> **Task to carry out**: What you write should be an exact repeat of the lines from the one with "Enumerate this screenshot's" through the final line below, minus the pictures.

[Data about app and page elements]
################
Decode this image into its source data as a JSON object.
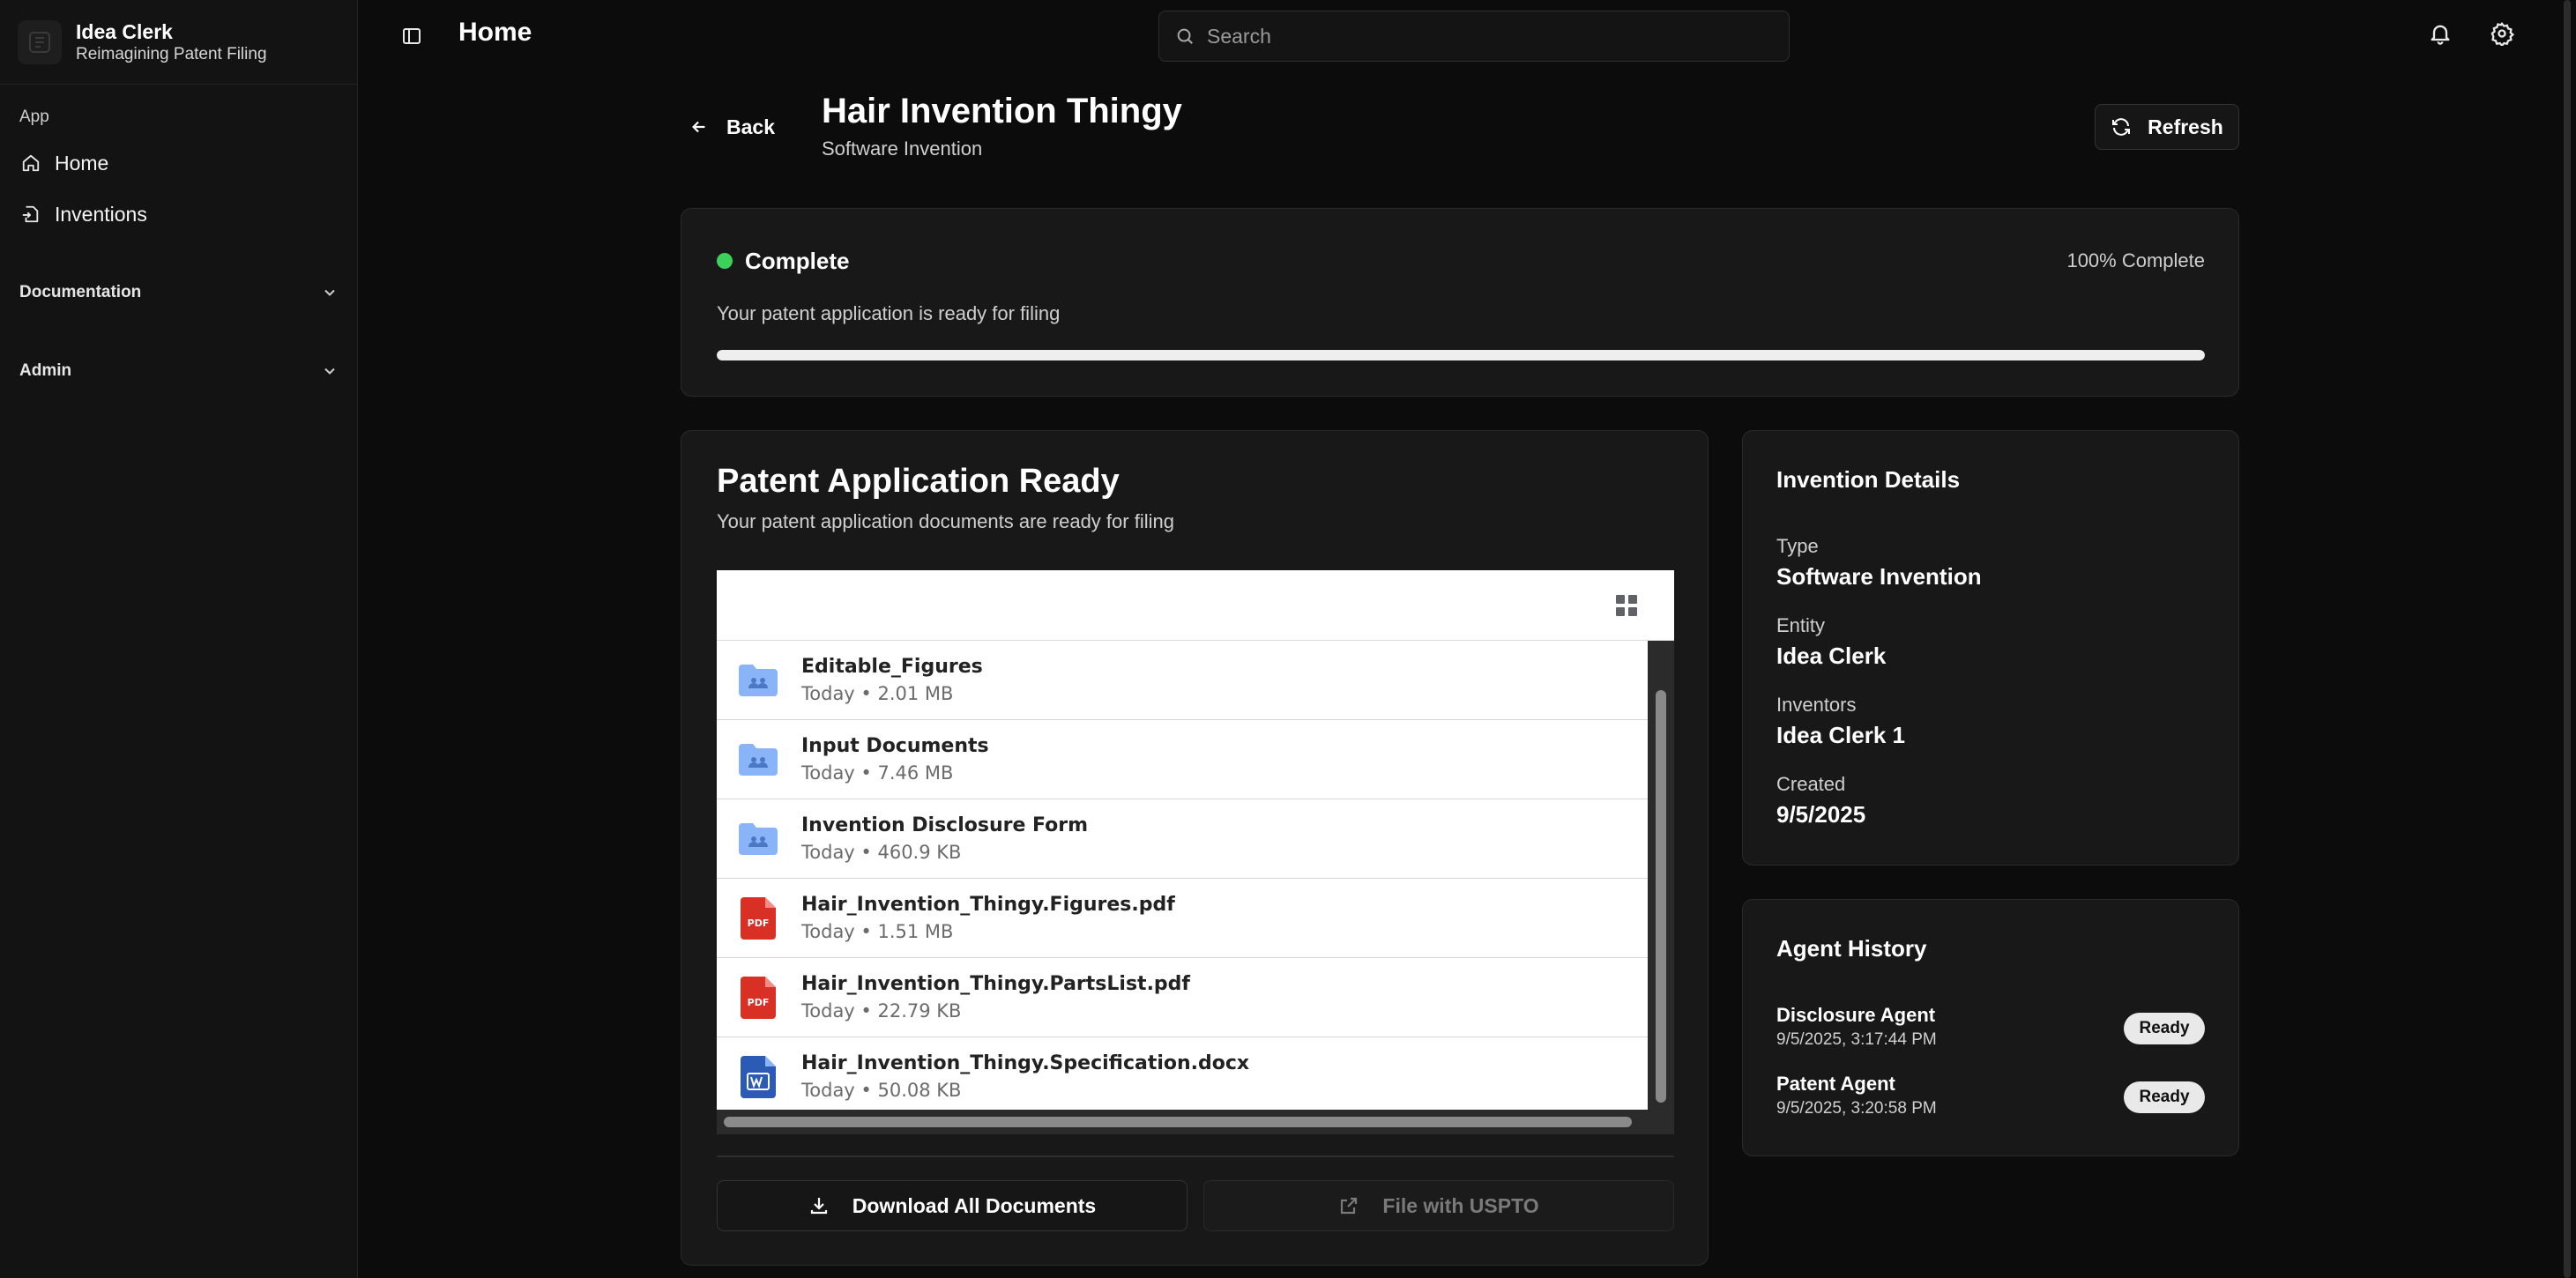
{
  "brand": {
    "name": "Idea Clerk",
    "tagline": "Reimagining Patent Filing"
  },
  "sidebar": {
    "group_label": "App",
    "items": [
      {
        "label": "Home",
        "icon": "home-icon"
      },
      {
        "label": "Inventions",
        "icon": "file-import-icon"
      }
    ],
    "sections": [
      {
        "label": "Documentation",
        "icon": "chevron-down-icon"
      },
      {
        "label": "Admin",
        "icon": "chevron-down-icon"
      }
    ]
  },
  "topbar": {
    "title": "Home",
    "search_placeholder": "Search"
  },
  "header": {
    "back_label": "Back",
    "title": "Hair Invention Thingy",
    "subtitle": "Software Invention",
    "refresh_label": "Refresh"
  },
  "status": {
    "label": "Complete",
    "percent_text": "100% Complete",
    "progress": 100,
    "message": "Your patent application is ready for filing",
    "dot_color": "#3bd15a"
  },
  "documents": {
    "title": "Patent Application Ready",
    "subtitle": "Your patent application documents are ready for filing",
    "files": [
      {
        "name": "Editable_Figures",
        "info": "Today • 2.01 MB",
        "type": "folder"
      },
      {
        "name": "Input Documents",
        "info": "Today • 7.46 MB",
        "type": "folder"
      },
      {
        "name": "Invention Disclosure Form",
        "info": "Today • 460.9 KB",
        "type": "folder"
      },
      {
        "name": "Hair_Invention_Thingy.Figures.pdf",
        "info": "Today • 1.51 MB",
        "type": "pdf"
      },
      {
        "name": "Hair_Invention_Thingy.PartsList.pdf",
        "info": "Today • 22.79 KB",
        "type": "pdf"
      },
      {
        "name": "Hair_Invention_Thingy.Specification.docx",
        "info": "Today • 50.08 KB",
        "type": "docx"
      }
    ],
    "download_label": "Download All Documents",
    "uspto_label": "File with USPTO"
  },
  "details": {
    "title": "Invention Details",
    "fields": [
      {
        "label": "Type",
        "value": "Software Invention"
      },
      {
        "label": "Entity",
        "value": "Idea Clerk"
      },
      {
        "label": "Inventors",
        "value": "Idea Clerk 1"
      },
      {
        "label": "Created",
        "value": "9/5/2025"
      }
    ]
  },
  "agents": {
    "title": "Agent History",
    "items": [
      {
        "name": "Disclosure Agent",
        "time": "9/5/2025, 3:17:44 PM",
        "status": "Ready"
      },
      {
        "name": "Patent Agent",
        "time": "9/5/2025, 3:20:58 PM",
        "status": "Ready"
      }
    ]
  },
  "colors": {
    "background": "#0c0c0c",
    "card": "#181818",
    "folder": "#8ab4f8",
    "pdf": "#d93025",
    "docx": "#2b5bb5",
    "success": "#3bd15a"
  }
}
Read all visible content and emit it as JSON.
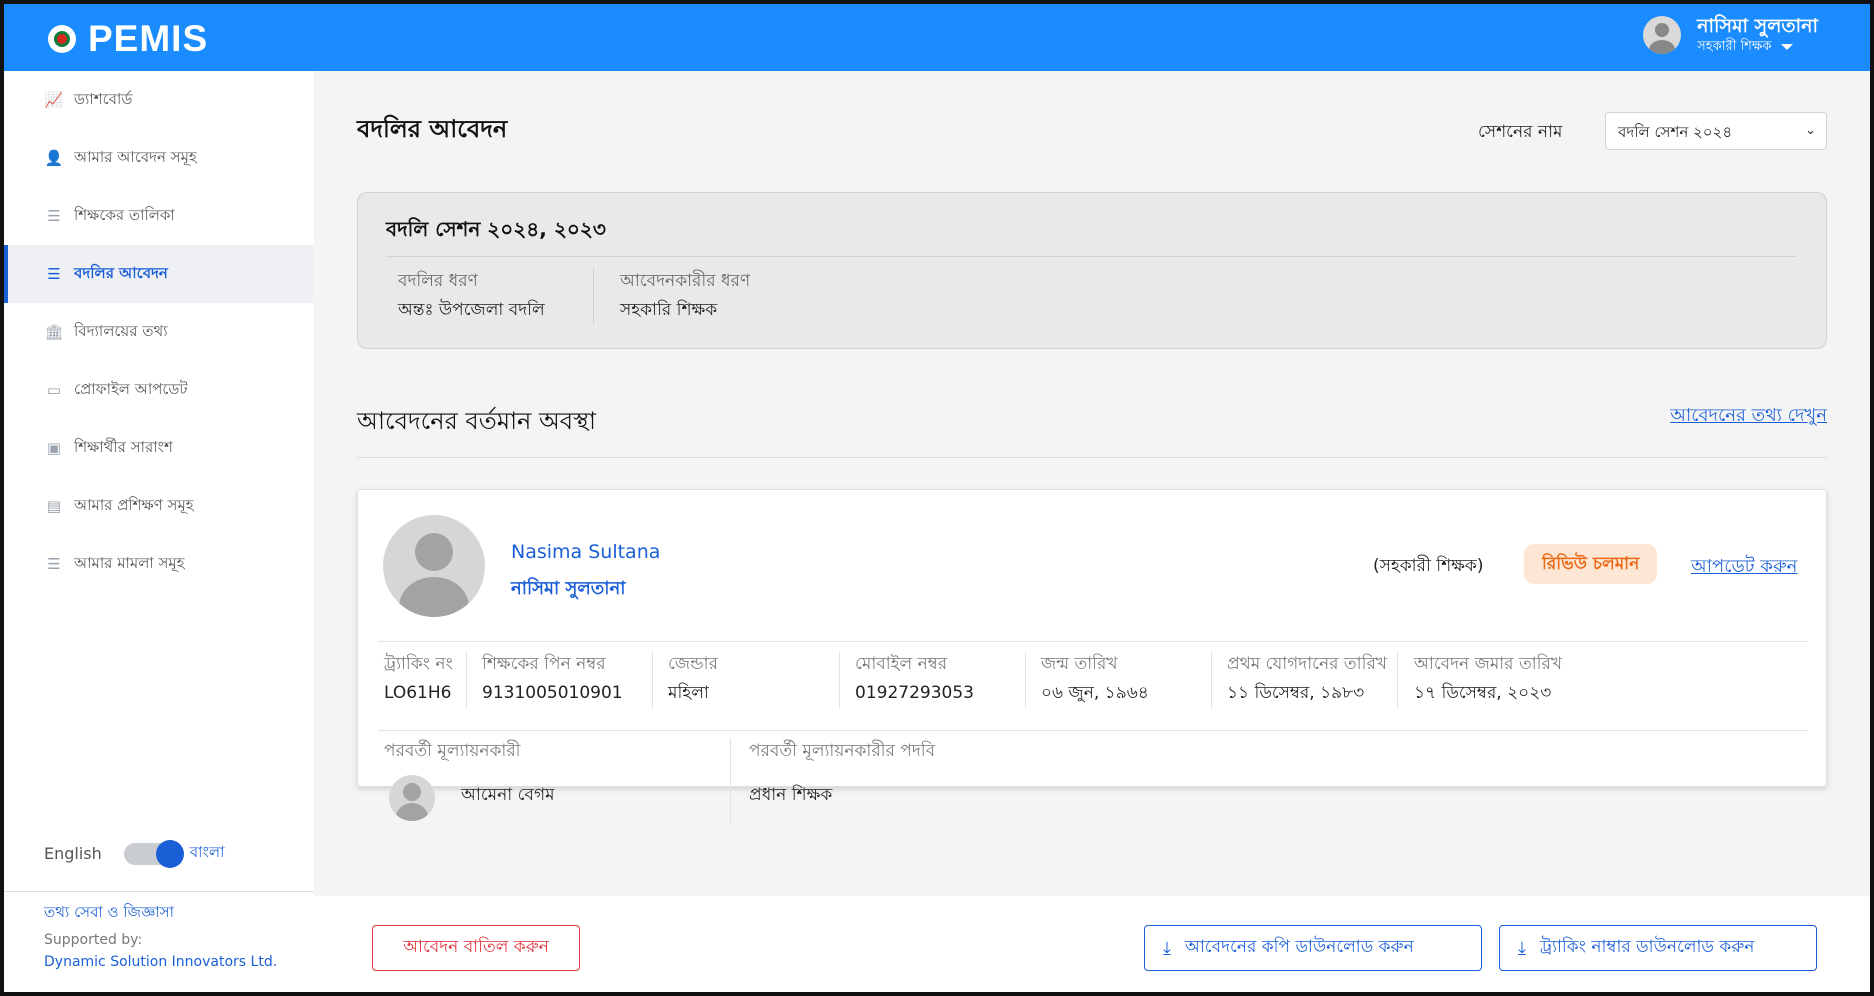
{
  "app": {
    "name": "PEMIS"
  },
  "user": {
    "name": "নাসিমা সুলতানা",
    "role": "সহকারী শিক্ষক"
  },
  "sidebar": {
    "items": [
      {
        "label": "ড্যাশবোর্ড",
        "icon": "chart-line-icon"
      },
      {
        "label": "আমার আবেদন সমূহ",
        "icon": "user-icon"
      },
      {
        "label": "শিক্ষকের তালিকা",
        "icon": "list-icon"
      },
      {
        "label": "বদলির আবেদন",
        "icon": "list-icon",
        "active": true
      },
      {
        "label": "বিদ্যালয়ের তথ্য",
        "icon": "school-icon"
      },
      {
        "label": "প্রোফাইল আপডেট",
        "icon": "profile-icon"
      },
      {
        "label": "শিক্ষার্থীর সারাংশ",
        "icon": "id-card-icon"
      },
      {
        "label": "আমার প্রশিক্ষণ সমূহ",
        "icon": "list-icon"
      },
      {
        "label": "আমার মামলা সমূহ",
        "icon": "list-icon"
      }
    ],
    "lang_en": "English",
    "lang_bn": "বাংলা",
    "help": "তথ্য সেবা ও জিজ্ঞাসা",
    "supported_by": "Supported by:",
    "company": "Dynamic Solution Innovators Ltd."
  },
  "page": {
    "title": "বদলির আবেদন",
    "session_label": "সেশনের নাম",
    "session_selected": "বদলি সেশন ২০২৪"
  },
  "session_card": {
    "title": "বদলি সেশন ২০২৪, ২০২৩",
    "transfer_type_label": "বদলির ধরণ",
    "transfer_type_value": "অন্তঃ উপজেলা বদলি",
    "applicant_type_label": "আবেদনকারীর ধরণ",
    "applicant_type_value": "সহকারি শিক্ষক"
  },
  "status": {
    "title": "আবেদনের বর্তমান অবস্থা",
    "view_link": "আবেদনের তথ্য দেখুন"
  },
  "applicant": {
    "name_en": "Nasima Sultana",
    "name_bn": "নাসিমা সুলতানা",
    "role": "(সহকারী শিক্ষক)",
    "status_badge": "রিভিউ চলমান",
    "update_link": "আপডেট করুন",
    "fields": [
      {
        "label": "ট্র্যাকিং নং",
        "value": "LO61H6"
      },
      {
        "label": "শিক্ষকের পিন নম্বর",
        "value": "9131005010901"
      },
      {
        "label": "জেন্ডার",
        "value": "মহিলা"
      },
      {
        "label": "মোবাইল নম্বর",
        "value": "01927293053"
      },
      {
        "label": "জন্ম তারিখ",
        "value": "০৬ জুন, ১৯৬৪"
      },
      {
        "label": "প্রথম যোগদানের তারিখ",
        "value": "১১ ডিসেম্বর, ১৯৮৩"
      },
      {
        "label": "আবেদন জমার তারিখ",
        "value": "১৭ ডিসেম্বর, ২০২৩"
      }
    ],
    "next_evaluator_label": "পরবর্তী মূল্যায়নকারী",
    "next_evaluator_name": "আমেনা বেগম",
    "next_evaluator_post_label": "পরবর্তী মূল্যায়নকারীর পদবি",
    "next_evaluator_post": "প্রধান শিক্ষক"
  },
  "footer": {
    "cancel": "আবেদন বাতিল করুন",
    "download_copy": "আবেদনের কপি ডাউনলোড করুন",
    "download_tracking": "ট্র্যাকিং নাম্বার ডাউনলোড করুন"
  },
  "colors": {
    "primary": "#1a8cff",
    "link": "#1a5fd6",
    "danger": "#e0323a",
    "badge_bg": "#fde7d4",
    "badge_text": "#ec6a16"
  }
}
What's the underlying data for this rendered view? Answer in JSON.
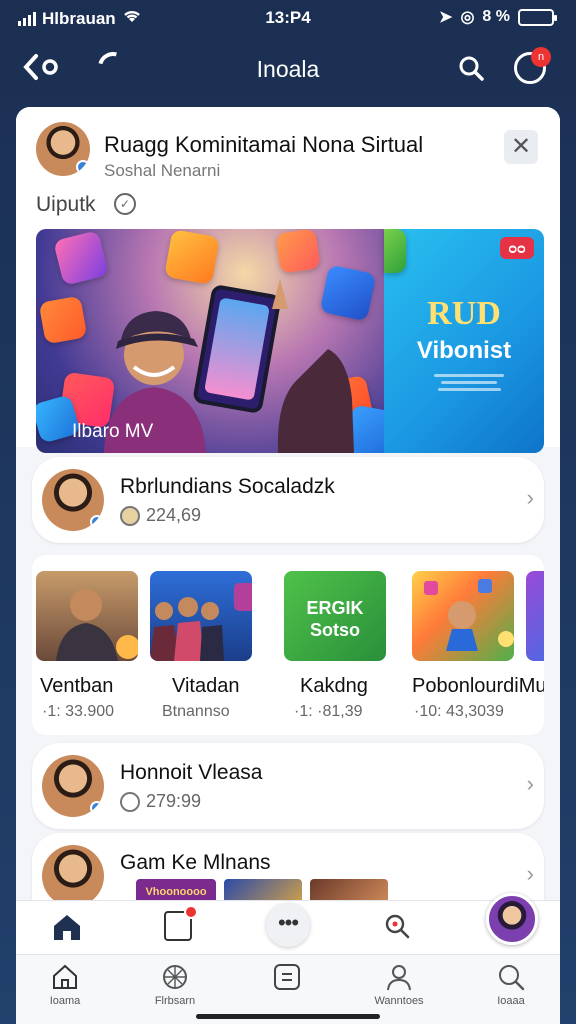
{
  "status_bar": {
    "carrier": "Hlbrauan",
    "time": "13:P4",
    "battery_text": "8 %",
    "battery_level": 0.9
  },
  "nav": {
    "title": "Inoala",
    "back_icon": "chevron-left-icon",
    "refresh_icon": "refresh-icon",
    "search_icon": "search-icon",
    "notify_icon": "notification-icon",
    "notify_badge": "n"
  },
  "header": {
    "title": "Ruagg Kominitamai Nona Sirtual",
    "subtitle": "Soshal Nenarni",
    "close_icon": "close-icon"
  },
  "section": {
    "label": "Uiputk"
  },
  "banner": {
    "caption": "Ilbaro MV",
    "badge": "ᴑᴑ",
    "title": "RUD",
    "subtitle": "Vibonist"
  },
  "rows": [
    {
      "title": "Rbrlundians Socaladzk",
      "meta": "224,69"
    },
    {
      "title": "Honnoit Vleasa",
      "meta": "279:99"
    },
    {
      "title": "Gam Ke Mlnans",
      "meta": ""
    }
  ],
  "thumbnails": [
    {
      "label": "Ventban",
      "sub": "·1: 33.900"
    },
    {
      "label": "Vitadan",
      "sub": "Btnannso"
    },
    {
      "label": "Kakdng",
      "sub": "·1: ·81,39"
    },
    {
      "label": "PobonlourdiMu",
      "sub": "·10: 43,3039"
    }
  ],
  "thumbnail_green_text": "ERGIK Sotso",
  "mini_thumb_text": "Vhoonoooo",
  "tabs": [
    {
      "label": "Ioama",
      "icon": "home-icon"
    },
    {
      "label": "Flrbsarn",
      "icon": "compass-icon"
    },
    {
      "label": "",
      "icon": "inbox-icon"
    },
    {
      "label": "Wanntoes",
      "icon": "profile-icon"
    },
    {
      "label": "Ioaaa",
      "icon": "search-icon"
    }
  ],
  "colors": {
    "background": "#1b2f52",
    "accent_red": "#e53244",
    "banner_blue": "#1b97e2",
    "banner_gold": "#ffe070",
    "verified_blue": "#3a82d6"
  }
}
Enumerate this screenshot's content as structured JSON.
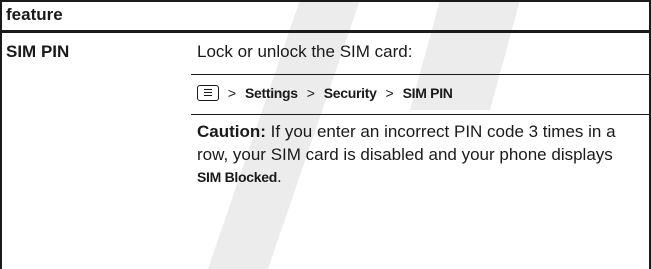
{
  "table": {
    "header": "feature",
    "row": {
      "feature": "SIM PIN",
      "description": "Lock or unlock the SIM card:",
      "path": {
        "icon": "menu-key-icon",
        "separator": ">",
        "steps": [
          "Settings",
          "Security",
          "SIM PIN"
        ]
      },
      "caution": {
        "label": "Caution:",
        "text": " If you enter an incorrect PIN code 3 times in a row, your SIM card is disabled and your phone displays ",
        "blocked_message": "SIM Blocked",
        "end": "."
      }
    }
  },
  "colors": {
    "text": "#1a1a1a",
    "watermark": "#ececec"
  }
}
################
> **Solution below**:
Enumerate this screenshot's content as structured JSON.
{
  "table": {
    "header": "feature",
    "row": {
      "feature": "SIM PIN",
      "description": "Lock or unlock the SIM card:",
      "path": {
        "icon": "menu-key-icon",
        "separator": ">",
        "steps": [
          "Settings",
          "Security",
          "SIM PIN"
        ]
      },
      "caution": {
        "label": "Caution:",
        "text": " If you enter an incorrect PIN code 3 times in a row, your SIM card is disabled and your phone displays ",
        "blocked_message": "SIM Blocked",
        "end": "."
      }
    }
  },
  "colors": {
    "text": "#1a1a1a",
    "watermark": "#ececec"
  }
}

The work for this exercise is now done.